Most school districts provide health care plans for their teachers, including dental, emergency care, prescription drug plans, and sometimes eye care. For example, a teacher in the Boulder County School District makes monthly contributions to one of several different health insurance providers, and is able to access affordable primary care visits, regular check ups, prescriptions, and lab and x-ray visits.
Colorado teachers usually enter into the Colorado Public Employee Retirement Association, which provides pensions and health care after they retire. Colorado teachers are able to retire at the age of 50, as long as they have performed 30 years of service and can receive up to 100% of their final salary in the form of a pension.
Teachers may receive additional benefits by joining the various teaching organizations available in Colorado. Teacher organizations often advocate on behalf of teachers everywhere, vocalizing the needs of teachers to state legislators and lawmakers.
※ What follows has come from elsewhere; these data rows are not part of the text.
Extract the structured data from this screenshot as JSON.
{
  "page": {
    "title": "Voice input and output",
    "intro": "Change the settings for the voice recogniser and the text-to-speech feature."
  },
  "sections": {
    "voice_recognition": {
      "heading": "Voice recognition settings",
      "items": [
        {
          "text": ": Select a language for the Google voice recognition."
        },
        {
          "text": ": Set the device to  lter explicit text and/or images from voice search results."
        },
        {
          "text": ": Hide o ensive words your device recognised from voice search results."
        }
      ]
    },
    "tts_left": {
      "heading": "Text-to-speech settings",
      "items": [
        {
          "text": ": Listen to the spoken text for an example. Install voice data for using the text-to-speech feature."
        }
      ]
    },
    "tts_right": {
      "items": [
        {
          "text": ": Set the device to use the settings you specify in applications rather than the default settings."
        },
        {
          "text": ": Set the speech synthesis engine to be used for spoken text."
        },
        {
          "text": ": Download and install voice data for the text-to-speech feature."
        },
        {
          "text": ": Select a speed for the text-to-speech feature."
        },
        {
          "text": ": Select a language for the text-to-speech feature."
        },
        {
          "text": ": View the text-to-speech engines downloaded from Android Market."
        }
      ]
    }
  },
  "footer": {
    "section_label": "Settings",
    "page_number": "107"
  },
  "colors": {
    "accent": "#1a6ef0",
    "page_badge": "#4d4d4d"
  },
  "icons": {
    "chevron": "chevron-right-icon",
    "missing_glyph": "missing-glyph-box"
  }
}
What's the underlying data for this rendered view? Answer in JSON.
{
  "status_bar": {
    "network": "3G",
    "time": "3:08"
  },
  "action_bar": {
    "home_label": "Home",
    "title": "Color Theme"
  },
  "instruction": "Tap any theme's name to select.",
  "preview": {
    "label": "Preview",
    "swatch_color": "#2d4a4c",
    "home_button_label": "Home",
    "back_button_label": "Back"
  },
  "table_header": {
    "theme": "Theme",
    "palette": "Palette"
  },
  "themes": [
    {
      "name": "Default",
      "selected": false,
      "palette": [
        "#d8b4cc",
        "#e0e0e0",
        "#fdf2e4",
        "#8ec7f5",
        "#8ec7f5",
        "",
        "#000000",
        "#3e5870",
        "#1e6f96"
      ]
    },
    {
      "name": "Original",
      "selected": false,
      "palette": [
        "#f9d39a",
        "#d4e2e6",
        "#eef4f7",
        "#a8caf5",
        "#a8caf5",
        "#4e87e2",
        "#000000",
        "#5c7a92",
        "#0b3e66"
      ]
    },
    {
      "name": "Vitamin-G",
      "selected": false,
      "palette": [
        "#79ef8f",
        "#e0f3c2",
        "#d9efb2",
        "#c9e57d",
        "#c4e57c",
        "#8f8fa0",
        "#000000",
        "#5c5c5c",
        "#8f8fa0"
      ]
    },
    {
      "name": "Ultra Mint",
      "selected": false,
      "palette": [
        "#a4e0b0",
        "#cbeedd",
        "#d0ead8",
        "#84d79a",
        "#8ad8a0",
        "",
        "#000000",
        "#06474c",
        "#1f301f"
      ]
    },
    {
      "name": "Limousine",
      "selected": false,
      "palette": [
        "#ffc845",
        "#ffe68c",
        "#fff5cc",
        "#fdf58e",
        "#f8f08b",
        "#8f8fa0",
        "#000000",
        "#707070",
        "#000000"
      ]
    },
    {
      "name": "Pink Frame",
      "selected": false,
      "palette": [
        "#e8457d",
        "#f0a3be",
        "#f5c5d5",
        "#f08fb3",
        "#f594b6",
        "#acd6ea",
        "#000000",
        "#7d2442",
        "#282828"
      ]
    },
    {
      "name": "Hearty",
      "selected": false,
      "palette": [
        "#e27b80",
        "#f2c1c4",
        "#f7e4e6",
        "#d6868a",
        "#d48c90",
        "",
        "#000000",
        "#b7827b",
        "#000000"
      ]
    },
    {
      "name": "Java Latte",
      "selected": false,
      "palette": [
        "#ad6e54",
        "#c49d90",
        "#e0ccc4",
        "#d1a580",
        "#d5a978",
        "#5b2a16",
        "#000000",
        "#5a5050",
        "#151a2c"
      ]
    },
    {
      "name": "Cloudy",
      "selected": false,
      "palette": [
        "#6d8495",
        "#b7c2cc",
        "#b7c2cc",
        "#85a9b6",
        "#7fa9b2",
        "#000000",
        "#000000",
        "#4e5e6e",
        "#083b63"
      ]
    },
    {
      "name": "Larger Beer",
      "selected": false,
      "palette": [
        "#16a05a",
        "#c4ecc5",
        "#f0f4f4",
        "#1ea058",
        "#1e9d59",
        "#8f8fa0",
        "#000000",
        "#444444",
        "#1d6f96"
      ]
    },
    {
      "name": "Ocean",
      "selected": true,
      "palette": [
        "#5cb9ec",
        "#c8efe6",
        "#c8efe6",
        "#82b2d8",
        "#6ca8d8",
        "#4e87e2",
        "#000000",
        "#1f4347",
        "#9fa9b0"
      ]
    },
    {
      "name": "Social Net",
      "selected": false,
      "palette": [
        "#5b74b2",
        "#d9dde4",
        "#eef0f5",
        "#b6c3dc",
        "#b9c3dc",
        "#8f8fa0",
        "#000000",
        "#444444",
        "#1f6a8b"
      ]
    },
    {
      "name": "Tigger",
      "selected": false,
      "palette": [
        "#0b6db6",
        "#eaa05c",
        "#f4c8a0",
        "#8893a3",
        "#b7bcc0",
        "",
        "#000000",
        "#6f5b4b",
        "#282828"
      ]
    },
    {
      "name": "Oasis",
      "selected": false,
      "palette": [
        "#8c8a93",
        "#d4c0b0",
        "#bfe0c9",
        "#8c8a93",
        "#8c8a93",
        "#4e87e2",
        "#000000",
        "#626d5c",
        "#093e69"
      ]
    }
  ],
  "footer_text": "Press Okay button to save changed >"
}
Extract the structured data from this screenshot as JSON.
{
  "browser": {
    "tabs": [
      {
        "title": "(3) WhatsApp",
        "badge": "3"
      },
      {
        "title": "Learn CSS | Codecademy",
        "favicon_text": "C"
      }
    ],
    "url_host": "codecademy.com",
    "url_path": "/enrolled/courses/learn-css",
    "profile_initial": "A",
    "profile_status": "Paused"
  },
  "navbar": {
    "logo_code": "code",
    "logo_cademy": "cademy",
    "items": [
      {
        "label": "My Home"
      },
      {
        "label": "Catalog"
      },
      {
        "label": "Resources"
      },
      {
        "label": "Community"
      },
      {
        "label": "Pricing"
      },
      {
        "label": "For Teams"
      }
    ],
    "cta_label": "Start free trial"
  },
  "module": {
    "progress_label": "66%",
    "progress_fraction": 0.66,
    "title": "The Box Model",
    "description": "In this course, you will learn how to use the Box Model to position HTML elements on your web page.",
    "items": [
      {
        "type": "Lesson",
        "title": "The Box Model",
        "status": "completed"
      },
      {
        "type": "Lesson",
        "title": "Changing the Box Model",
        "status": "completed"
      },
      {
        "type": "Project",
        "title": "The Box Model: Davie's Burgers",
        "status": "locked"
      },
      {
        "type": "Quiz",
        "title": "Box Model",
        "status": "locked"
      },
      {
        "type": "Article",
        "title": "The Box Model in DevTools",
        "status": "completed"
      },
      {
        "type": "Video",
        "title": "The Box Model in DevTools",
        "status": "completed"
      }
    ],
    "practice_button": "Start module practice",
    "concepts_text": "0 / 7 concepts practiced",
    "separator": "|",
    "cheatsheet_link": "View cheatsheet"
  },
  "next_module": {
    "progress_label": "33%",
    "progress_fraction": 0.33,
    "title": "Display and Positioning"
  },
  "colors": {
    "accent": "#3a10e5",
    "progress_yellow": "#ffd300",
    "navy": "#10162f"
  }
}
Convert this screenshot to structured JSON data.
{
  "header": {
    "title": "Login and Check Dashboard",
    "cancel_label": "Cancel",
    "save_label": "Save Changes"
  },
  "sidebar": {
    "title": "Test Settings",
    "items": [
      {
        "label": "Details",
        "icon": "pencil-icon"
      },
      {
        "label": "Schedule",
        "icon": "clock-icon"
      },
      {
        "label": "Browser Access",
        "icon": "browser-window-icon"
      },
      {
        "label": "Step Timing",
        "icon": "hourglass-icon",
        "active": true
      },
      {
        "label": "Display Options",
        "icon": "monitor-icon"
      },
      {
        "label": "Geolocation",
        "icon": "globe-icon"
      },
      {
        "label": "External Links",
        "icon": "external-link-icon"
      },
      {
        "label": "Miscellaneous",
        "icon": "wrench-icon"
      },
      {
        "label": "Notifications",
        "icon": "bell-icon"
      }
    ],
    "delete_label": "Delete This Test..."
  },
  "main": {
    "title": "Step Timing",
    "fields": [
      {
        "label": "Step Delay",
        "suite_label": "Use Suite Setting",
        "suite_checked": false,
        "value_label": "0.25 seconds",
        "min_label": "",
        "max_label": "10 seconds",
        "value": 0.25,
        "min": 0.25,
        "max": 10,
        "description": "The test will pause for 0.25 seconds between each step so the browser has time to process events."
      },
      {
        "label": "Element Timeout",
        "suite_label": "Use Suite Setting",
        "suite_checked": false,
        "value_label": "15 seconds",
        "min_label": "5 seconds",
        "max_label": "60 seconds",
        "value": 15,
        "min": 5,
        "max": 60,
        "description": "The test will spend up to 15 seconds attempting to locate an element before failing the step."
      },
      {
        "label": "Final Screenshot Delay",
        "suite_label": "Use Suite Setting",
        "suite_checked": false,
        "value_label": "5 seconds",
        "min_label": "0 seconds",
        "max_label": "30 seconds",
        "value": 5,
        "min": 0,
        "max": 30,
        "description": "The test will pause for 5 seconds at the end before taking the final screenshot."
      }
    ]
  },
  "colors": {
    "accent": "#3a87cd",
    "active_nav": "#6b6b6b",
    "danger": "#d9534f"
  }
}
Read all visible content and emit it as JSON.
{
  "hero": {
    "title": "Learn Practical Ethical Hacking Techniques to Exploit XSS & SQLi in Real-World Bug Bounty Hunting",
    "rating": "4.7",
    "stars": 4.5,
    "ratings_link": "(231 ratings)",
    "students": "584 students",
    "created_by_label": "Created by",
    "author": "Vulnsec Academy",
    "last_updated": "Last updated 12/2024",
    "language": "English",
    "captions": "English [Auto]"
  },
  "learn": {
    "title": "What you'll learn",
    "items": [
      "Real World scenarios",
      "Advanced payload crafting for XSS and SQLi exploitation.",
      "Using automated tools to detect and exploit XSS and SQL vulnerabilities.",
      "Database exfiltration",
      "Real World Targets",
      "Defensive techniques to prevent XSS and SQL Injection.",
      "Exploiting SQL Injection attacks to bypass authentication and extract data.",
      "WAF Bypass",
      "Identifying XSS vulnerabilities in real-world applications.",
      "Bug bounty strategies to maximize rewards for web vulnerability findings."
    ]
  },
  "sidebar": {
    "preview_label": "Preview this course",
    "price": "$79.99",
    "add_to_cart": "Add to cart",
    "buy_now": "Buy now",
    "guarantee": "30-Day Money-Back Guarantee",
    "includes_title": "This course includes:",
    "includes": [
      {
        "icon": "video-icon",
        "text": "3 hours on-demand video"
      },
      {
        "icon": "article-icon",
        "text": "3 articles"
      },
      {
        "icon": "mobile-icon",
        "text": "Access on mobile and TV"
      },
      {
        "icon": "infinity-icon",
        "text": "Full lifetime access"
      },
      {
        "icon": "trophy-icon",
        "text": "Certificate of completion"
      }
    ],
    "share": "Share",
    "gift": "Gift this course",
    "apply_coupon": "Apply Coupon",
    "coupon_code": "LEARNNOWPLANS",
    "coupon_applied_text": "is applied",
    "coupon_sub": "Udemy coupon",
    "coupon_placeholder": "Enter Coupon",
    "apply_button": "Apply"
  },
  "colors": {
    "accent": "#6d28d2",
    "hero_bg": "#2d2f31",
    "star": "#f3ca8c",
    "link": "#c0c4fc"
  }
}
Teacher organizations sometimes offer additional health insurance and protections to their members, while also providing professional development opportunities. For example, most organizations host workshops and networking events that allow teachers to meet with each other, trade teaching techniques, and try out new ones.
Teachers looking to introduce new activities to the classroom also find that most teacher organizations publish professional journals that discuss research and class work that provides effective educational experiences for students.
How do I become a teacher in Colorado?
Where can I work in Colorado?
There are 1,708 schools in Colorado, spread across eight different regions. Some of these schools and regions include:
Before a potential teacher can be hired in Colorado, he or she must first earn teacher certification in the state. Teacher certification is a process that shows a teacher is well-prepared to meet state standards and reviews. By obtaining teacher certification, potential employees prove they understand content and effective means of teaching that content.
Colorado teachers must first obtain a bachelor’s degree and complete a teacher preparation program before seeking certification. Teacher preparation programs are offered by various institutions in Colorado. Contact schools to learn more about approved teacher preparation programs in Colorado.
Toward the end of a teacher preparation program, potential teachers in Colorado are required to pass either the PRAXIS or PLACE examinations. These exams show that a teacher has adequately studied his or her content specialization, and is prepared to teach that content to students.
Find more information on teacher certification, in addition to links and advice regarding documents, the process, and contact information, at teaching-certification.com.